TABLE OF CONTENTS

PRINT January 1999

film

Larry Clark's Another Day in Paradise

STOP THE PRESSES: Heroin chic is back! In his seductive new film, Another Day in Paradise, director Larry Clark revisits the midwestern subculture of junkies and petty thieves documented in his seminal photo-essay Tulsa (1971). But the territory Clark pioneered three decades ago isn’t as wild as it once was. After the strung-out look’s brief reign in the mid-’90s (when Tulsa was the unofficial primer for cutting-edge fashion photography), what had once been alien and dangerous became just another disposable marketing pose. And there’s the rub: The specter of heroin chic haunts Paradise, which is undermined by a nagging sense that we’ve seen this all before. Gorgeous kids strung out in a fabulously tacky ’70s motel room? Wasn’t that an Ellen Von Unwerth spread in W?

Based on the novel by Eddie Little, Another Day in Paradise follows the exploits of a small band of charming, smack-addicted thieves as they chase the elusive “big score” and indulge their taste for drugs of all kinds.
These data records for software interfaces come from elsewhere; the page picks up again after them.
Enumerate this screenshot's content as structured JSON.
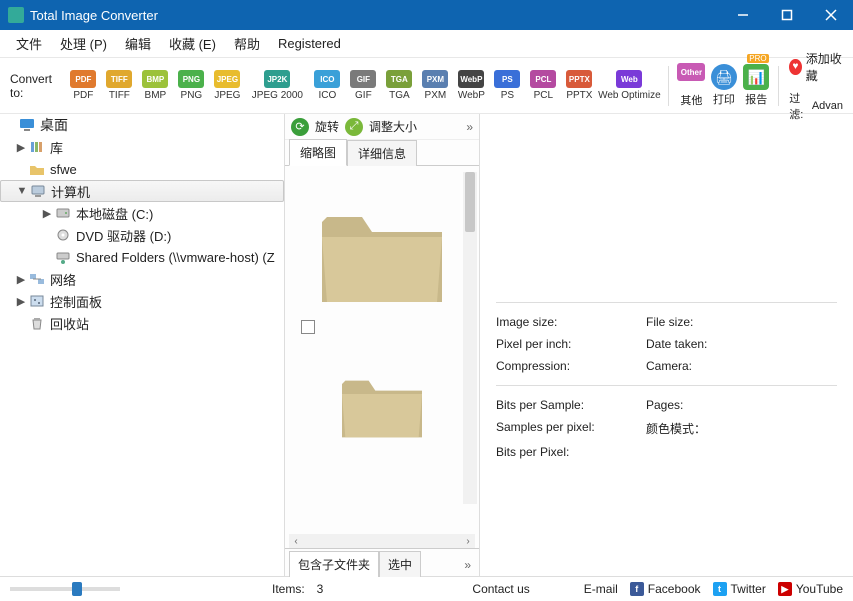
{
  "window": {
    "title": "Total Image Converter"
  },
  "menu": {
    "file": "文件",
    "process": "处理 (P)",
    "edit": "编辑",
    "favorites": "收藏 (E)",
    "help": "帮助",
    "registered": "Registered"
  },
  "toolbar": {
    "convert_to": "Convert to:",
    "formats": [
      {
        "abbr": "PDF",
        "label": "PDF",
        "color": "#e07a2e"
      },
      {
        "abbr": "TIFF",
        "label": "TIFF",
        "color": "#e0a82e"
      },
      {
        "abbr": "BMP",
        "label": "BMP",
        "color": "#9cc23a"
      },
      {
        "abbr": "PNG",
        "label": "PNG",
        "color": "#4bb14b"
      },
      {
        "abbr": "JPEG",
        "label": "JPEG",
        "color": "#e8bc2e"
      },
      {
        "abbr": "JP2K",
        "label": "JPEG 2000",
        "color": "#2e9e8f",
        "wide": true
      },
      {
        "abbr": "ICO",
        "label": "ICO",
        "color": "#3aa0d8"
      },
      {
        "abbr": "GIF",
        "label": "GIF",
        "color": "#7a7a7a"
      },
      {
        "abbr": "TGA",
        "label": "TGA",
        "color": "#7aa03a"
      },
      {
        "abbr": "PXM",
        "label": "PXM",
        "color": "#5a7fb0"
      },
      {
        "abbr": "WebP",
        "label": "WebP",
        "color": "#444"
      },
      {
        "abbr": "PS",
        "label": "PS",
        "color": "#3a6fd8"
      },
      {
        "abbr": "PCL",
        "label": "PCL",
        "color": "#b44aa0"
      },
      {
        "abbr": "PPTX",
        "label": "PPTX",
        "color": "#d85a3a"
      },
      {
        "abbr": "Web",
        "label": "Web Optimize",
        "color": "#7a3ad8",
        "wide": true
      }
    ],
    "other": "其他",
    "print": "打印",
    "report": "报告",
    "add_fav": "添加收藏",
    "filter": "过滤:",
    "filter_value": "Advan"
  },
  "tree": {
    "root": "桌面",
    "nodes": [
      {
        "label": "库",
        "icon": "library",
        "tw": "▶",
        "lvl": 1
      },
      {
        "label": "sfwe",
        "icon": "folder-user",
        "tw": "",
        "lvl": 1
      },
      {
        "label": "计算机",
        "icon": "computer",
        "tw": "▼",
        "lvl": 1,
        "selected": true
      },
      {
        "label": "本地磁盘 (C:)",
        "icon": "disk",
        "tw": "▶",
        "lvl": 2
      },
      {
        "label": "DVD 驱动器 (D:)",
        "icon": "dvd",
        "tw": "",
        "lvl": 2
      },
      {
        "label": "Shared Folders (\\\\vmware-host) (Z",
        "icon": "netdrive",
        "tw": "",
        "lvl": 2
      },
      {
        "label": "网络",
        "icon": "network",
        "tw": "▶",
        "lvl": 1
      },
      {
        "label": "控制面板",
        "icon": "control",
        "tw": "▶",
        "lvl": 1
      },
      {
        "label": "回收站",
        "icon": "recycle",
        "tw": "",
        "lvl": 1
      }
    ]
  },
  "center": {
    "rotate": "旋转",
    "resize": "调整大小",
    "tab_thumb": "缩略图",
    "tab_detail": "详细信息",
    "subfolders": "包含子文件夹",
    "checked": "选中"
  },
  "details": {
    "image_size": "Image size:",
    "file_size": "File size:",
    "ppi": "Pixel per inch:",
    "date_taken": "Date taken:",
    "compression": "Compression:",
    "camera": "Camera:",
    "bps": "Bits per Sample:",
    "pages": "Pages:",
    "spp": "Samples per pixel:",
    "color_mode": "颜色模式：",
    "bpp": "Bits per Pixel:"
  },
  "status": {
    "items_label": "Items:",
    "items_count": "3",
    "contact": "Contact us",
    "email": "E-mail",
    "facebook": "Facebook",
    "twitter": "Twitter",
    "youtube": "YouTube"
  }
}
Mel (James Woods) and Sidney (Melanie Griffith) are smart, world-weary outlaws who have been around the block (and around and around again). To help pull off a major heist, they adopt a couple of scrawny-sexy-cool teenage junkies, Bobbie (Vincent Kartheiser) and Rosie (Natasha Gregson Wagner). Family values predictably blossom against a backdrop of brutal violence and desperation made illusorily bearable by the occasional, narcotic-enhanced good time.

The outlaw gang as dysfunctional family is by now a well-worn conceit, but Clark’s subtle insight into, and unromanticized fondness for, his characters elevates his telling of the tale above the tale itself. His personal investment in the material is infectious, intensifying the sense of urgency that propels the narrative. If, in the end, the film fails to achieve high-critical mass, it nevertheless succeeds as a conventional exercise in storytelling, as the strained theatrics of Clark’s first feature, Kids (1995), are mercifully absent. And Paradise is incredibly beautiful. Clark’s poetic images and spare compositions, which ennoble the subject without glorifying it, rescue his enterprise from the clutches of Hollywood cliché.

Paradise benefits from uniformly strong performances. Melanie Griffith hasn’t been this compelling since Working Girl. Her tough, sincere portrayal of Sidney—courageously played without the aid of the age-defying makeup she advertises—rescues the actress from the dustbin of irrelevance and Golden Globe nominations to which she has been condemned in recent years. Building on the role he played with such convincing sleaziness in Martin Scorsese’s Casino (1995), James Woods animates the scheming drug addict Mel with charisma and emotional complexity. The prettiness of the two younger leads, which might have diluted Clark’s gritty realism, is tempered by solid performances that evoke a real sense of confusion and fear. And in a brilliant cameo as a queeny Latino viper, Lou Diamond Phillips manages to be interesting for the first time in his career. That, Mr. Clark, is an accomplishment.

Mayer Rus is the editor of Interior Design magazine.